Parents need to be a source of confidence and comfort in all situations, such as when your child has played well in a loss, when your child has played poorly, and especially when your child has played very little or not at all. Even then, it is critically important that you do not bring the game up for them, as uninvited conversations may cause resentment.
Give kids the time and space to digest the game and recover physically and emotionally from a match. When your child is ready to bring the game up and talk about it, be a quiet and reflective listener, and make sure she can see the big picture and not just the outcome of a single event. Help her work through the game, and facilitate her growth and education by guiding her toward her own answers. Kids learn a lot when they realize things such as “we had a bad week of practice and coach told us this was coming.” If you need to say something, tell them how much you enjoy watching them play.
The only exception to the above “ride home” rule is when your child engages in behavior that you would not accept at home, such as spitting, cursing, assaulting an opponent, or disrespecting a coach or authority figure. In these cases you should initiate the conversation, not as a parent to an athlete, but as a parent to a child. Even then you must be careful and considerate of the emotions of the match and choose your words wisely. Deal with the issue and then put it to bed; do not use it as a segue to a discussion of the entire game.
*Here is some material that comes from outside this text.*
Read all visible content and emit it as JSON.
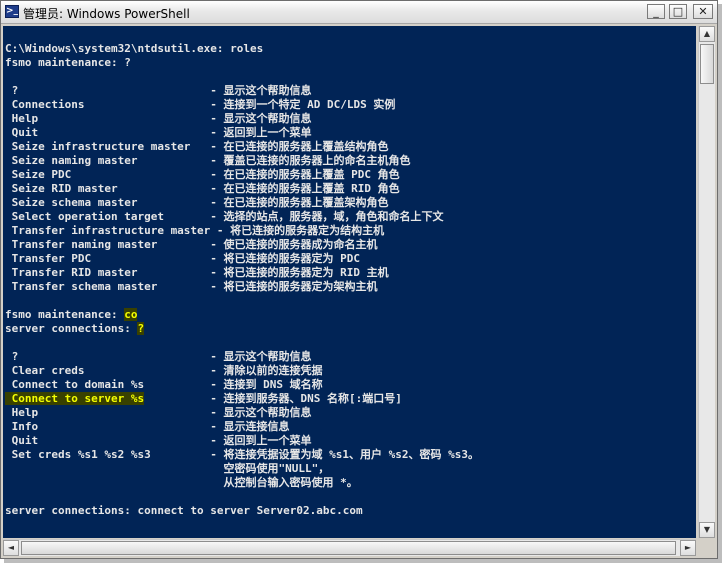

(John O'Sullivan is the author of “Changing the Game: The Parents Guide to Raising Happy, High-Performing Athletes and Giving Youth Sports Back to our Kids,” from which this was excerpted. His book is available on Kindle andpaperback. John O'Sullivan's blogs at changingthegameproject.com/)